The most recent of these was a scant two decades ago, when Citibank and many others would have faltered, if not failed altogether, as nation after nation walked away from its obligations to global investors. After that crisis, banks learned the hard way not to lend too much money to sovereigns. They and the regulators just didn’t remember thereafter that credit risk is credit risk and, when it shows up in bonds or CDS, it’s just the same as when it’s in a simple, old-fashioned loan.
The 1980s crisis was called the LDC one after the less-developed country moniker then applied to deadbeat nations. Now, more politely, they are called “emerging” nations, but the risks remain the same. Indeed, they are even greater now than in the 1980s because some of the riskiest sovereign debtors are treated in global markets as if they had fully emerged. This means that bankers take representations at face value from countries like Greece they would never buy from Russia or China, let alone a really-emerging country like Chad. As a result, they assume that the presumptively-emerged sovereign entity is good not only for traditional debt, but also for CDS – including naked ones.
Bankers weren’t alone in ignoring sovereign risk, of course. Regulators were also – yet again – blindsided.
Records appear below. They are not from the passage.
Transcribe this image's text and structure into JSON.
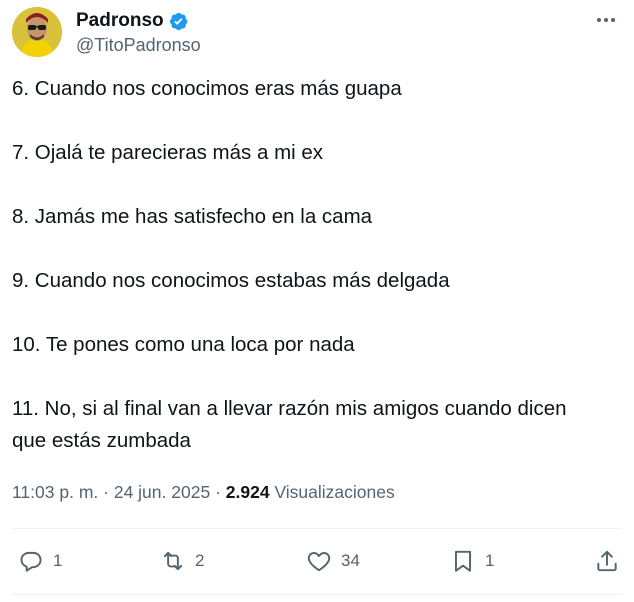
{
  "author": {
    "display_name": "Padronso",
    "handle": "@TitoPadronso",
    "verified": true,
    "avatar_icon": "avatar-yellow-jacket-sunglasses"
  },
  "tweet": {
    "lines": [
      "6. Cuando nos conocimos eras más guapa",
      "7. Ojalá te parecieras más a mi ex",
      "8. Jamás me has satisfecho en la cama",
      "9. Cuando nos conocimos estabas más delgada",
      "10. Te pones como una loca por nada",
      "11. No, si al final van a llevar razón mis amigos cuando dicen",
      "que estás zumbada"
    ]
  },
  "meta": {
    "time": "11:03 p. m.",
    "sep1": "·",
    "date": "24 jun. 2025",
    "sep2": "·",
    "views_count": "2.924",
    "views_label": "Visualizaciones"
  },
  "actions": {
    "reply_count": "1",
    "retweet_count": "2",
    "like_count": "34",
    "bookmark_count": "1"
  },
  "colors": {
    "text": "#0f1419",
    "secondary": "#536471",
    "verified": "#1d9bf0",
    "divider": "#eff3f4"
  }
}
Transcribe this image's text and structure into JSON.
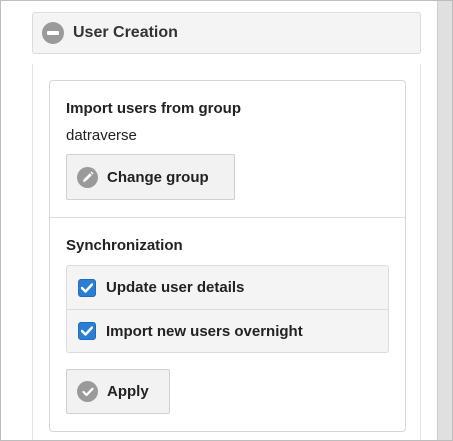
{
  "section": {
    "title": "User Creation",
    "collapse_icon": "minus-circle-icon"
  },
  "import_group": {
    "heading": "Import users from group",
    "group_name": "datraverse",
    "change_button_label": "Change group",
    "change_button_icon": "pencil-icon"
  },
  "synchronization": {
    "heading": "Synchronization",
    "options": [
      {
        "label": "Update user details",
        "checked": true
      },
      {
        "label": "Import new users overnight",
        "checked": true
      }
    ],
    "apply_button_label": "Apply",
    "apply_button_icon": "checkmark-circle-icon"
  },
  "colors": {
    "checkbox_accent": "#2a7fd4",
    "icon_gray": "#9a9a9a"
  }
}
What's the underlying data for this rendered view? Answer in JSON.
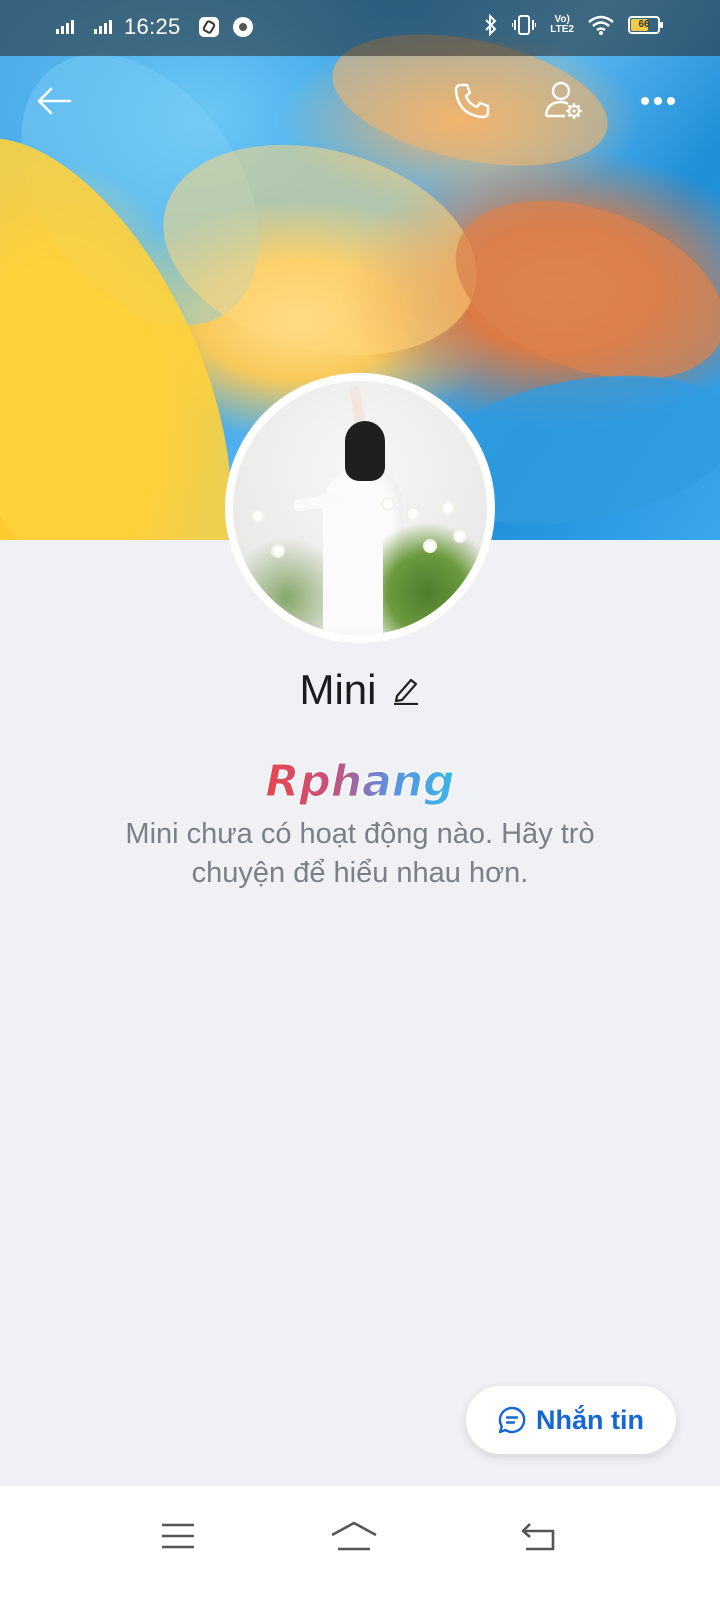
{
  "status_bar": {
    "time": "16:25",
    "volte_line1": "Vo)",
    "volte_line2": "LTE2",
    "battery_level": "66",
    "battery_fraction": 0.66,
    "icons": [
      "signal-icon",
      "signal-icon",
      "app-notification-icon",
      "chrome-icon",
      "bluetooth-icon",
      "vibrate-icon",
      "volte-icon",
      "wifi-icon",
      "battery-icon"
    ]
  },
  "header": {
    "icons": [
      "back-arrow-icon",
      "phone-call-icon",
      "user-settings-icon",
      "more-icon"
    ]
  },
  "profile": {
    "name": "Mini",
    "empty_message": "Mini chưa có hoạt động nào. Hãy trò chuyện để hiểu nhau hơn.",
    "watermark_text": "Rphang"
  },
  "actions": {
    "message_label": "Nhắn tin"
  },
  "nav_bar": {
    "icons": [
      "menu-icon",
      "home-icon",
      "back-icon"
    ]
  },
  "colors": {
    "accent": "#1567d3",
    "background": "#f0f1f5",
    "text_secondary": "#7a8088"
  }
}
One reason regulators were lulled into complacency as the biggest banks renewed their profligate ways was that banks took risk in unprecedented fashion. Sovereign risk was part of the panoply of complex, off-balance sheet and uncapitalized risks banks took without hearing boo. For, while banks had ceased lending more than their capital could support in the wake of the LDC-debt crisis, they were putting themselves and their sovereign customers at risk through ever more complex structured-finance deals.
How did this happen? First, regulators didn’t understand the risk and, when they thought they did, they looked the other way because, as Alan Greenspan famously hoped, derivatives were thought to disperse, not concentrate it. The wonder of derivatives was, they thought, that risk essentially vanished.
Second, simple, straightforward credit-risk analytics were ignored because the rating agencies saw no risk worth noting. Third, accounting rules permitted complex structures to be booked as sales, not loans, hiding their risk.
All of this is all too familiar for private participants in the financial-market’s collapse. But, sovereigns have a unique feature – they are sovereign counterparties and, thus, immune from creditor demand or capital calls. Banks can try to assert contractual claims against sovereign counterparties (although none to our knowledge did). But, even then, enforcing a claim against a sovereign is notably difficult, as banks should have learned when they tried this the first time after the LDC-debt disaster.
The only way to enforce a claim against a sovereign is through treaty rights enjoyed by other nations that then act on behalf of their banks. No such treaties existed in the LDC debacle, but the European Union is governed by them. As a result, the EU is working feverishly to come up with a solution that rescues Greece, Portugal, Spain and, perhaps others. Failing to do this could not only throw some of the world’s biggest banks back over the brink, but also threaten a fundamental political premise – the ability of the European Union to stand together as an economic and single-currency supranational.
Thus, the sovereign financial calamity is not only a sad repeat of past failures, but also a new form of systemic risk. When nations are counterparties, their fate stands at risk along with those who proferred the financial instruments that promoted their profligacy, just as occurred when England’s bankers went bust after the Stop Order. But, when bankrupt nations are part of a larger global structure like the EU, they also put even more prudent nations at risk, endangering the European Union as a whole. Systemic risk, indeed.